The idea is to replicate a college environment of living in dormitories while pursuing a degree, Housing Secretary Henry Cisneros said Tuesday. Unlike college, classes would be offered to all residents, from toddlers to the elderly, through day-care or life-enrichment programs.
“You will be there as long as you are in training, and as long as you are moving toward getting a job,” Cisneros told reporters. “I don’t know what excuse a person might have for not signing up for courses that might improve their lives.”
The program would be funded through the $1.5 billion HOPE VI program, which seeks innovative ways of revitalizing distressed public housing. The Department of Housing and Urban Development is asking 32 cities that receive HOPE VI money to incorporate the educational program into their plans for the funds, which already have been appropriated.
Cities would be free to structure the program as they wish. They could opt to work with nearby colleges, vocational schools or public schools, or set up the programs on-site.
“These are not going to be recipe-book, one-size-fits-all strategies,” Cisneros said. “It’ll depend upon what bidders we get. Show us what you can do, and we’ll try to match you and improve your plan with resources.”
It was not clear how the concept would be received in Congress, which is looking to cut HUD’s annual appropriation by about $4 billion.
Cisneros said cities such as Atlanta, Boston and Denver have expressed interest in the program, as has East St. Louis, Ill., which doesn’t receive HOPE VI money.
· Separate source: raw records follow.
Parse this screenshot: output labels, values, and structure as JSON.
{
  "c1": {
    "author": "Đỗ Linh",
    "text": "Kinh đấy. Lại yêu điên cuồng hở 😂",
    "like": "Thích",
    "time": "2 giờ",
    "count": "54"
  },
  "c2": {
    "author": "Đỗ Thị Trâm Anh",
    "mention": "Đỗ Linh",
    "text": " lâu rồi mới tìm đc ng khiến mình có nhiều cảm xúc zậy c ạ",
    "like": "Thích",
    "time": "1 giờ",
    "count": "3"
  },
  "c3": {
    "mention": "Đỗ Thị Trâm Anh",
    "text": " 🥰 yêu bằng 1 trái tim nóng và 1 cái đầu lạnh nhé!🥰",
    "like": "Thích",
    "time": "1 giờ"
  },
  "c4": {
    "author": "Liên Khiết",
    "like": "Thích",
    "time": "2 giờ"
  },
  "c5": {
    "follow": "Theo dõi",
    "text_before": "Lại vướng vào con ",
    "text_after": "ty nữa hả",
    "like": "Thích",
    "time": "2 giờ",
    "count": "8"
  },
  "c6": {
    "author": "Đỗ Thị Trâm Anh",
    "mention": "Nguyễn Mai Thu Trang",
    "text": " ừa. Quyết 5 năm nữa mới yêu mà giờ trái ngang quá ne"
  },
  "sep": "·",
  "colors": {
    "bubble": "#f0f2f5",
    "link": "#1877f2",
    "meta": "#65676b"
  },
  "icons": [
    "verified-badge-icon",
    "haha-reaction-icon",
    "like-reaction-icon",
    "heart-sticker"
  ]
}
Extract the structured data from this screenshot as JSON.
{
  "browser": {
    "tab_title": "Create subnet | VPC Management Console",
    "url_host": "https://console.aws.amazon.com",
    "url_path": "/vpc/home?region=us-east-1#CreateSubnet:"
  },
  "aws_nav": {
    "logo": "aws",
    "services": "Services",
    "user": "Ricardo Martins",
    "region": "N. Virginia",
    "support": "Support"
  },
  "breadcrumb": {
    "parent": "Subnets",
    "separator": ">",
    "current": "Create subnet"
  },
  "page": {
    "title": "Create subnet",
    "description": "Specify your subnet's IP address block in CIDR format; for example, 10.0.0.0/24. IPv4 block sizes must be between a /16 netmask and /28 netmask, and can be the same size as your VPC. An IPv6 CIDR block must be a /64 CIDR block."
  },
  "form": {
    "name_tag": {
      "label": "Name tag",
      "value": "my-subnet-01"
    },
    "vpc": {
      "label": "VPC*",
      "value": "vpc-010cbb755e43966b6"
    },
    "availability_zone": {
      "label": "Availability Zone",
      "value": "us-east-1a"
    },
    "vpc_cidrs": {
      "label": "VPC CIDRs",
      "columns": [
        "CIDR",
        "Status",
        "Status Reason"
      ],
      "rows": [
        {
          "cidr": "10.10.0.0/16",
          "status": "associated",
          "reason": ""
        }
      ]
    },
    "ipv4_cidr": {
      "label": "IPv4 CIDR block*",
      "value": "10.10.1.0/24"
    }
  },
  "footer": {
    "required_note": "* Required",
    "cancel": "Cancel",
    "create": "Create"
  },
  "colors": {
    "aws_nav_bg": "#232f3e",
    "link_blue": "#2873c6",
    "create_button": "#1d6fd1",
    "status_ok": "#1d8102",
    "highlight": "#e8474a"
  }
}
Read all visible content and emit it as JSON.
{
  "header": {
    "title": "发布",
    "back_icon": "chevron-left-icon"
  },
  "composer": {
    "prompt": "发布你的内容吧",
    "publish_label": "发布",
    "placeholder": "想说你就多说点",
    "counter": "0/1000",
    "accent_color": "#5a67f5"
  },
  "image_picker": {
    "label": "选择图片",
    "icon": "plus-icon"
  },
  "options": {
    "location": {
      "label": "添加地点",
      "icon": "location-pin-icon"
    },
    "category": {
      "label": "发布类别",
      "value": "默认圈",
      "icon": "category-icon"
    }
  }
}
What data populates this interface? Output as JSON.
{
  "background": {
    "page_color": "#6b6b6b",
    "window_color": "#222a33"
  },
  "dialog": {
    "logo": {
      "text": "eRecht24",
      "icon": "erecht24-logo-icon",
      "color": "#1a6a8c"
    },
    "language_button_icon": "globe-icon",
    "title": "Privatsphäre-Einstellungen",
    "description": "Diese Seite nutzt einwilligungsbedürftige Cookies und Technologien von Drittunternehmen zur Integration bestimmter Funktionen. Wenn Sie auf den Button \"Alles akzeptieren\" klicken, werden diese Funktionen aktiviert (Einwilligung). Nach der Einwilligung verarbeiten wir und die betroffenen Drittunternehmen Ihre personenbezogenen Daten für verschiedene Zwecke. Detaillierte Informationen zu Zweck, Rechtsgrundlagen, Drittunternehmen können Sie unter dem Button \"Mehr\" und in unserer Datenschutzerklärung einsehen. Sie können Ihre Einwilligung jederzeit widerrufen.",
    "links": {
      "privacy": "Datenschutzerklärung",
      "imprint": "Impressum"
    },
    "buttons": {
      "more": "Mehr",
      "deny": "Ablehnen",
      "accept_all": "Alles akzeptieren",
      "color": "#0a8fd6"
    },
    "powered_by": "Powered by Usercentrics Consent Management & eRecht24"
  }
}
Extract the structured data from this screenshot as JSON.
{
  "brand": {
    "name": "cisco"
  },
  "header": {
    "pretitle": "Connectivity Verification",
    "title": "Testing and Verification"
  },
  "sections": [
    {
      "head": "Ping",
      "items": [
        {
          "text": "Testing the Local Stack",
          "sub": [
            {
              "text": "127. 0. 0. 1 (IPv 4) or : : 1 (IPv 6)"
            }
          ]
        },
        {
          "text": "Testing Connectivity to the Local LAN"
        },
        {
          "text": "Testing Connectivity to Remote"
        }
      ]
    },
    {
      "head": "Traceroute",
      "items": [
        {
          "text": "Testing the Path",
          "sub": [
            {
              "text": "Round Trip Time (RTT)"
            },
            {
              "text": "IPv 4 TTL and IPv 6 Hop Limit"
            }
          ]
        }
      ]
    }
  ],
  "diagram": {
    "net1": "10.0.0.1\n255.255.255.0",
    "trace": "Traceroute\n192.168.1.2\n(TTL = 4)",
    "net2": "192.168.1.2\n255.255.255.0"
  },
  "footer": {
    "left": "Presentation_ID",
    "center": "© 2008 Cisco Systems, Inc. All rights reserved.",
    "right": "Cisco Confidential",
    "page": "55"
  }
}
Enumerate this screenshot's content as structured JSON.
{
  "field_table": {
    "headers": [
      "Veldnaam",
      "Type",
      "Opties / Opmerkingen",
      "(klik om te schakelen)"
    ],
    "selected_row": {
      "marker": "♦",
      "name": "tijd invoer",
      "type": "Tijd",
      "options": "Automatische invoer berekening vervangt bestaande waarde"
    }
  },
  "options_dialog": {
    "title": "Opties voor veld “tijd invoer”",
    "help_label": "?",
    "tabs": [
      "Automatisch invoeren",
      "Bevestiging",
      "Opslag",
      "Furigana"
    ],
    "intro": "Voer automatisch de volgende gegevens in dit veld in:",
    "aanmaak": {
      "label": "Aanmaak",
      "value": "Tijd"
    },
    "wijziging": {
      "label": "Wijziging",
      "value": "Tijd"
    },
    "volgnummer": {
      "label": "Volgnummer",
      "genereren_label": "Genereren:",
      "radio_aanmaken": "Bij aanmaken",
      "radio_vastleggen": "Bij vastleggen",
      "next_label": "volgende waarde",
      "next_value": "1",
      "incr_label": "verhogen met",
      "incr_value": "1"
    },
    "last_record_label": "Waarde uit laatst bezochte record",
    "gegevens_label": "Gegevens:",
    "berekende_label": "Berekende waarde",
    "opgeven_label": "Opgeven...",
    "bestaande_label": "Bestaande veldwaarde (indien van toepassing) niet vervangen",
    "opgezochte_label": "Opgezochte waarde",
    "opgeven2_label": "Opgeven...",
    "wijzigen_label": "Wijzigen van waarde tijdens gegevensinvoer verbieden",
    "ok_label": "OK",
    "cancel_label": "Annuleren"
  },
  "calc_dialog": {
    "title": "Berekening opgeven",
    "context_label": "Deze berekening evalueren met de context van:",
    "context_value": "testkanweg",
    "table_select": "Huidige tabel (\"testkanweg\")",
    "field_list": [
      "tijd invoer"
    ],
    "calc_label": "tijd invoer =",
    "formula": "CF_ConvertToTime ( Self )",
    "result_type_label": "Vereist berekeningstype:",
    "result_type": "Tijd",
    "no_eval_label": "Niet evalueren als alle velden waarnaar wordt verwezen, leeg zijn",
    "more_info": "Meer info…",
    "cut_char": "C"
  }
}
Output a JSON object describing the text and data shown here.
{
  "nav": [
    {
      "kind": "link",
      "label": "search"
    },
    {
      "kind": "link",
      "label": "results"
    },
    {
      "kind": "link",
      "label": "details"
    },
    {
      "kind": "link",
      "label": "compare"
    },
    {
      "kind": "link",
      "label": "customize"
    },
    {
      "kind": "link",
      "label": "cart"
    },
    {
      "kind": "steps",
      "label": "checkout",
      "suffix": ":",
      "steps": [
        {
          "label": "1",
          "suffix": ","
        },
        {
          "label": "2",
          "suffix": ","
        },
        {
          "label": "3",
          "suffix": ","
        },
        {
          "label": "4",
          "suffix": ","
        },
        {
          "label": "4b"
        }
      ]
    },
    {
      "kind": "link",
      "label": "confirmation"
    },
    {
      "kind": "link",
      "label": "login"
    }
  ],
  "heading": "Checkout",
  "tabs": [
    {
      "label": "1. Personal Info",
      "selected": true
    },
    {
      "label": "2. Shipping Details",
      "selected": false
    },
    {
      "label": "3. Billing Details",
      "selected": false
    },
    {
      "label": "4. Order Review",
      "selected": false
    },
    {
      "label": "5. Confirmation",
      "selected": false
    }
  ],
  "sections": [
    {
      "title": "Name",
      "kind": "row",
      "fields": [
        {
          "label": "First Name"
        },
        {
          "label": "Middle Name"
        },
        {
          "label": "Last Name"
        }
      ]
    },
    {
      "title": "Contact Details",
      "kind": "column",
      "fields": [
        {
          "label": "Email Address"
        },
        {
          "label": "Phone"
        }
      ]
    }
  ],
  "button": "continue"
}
He also said he would like to see the program implemented in Chicago, where HUD has taken over public housing operations, and Washington, D.C., which has a new public housing director.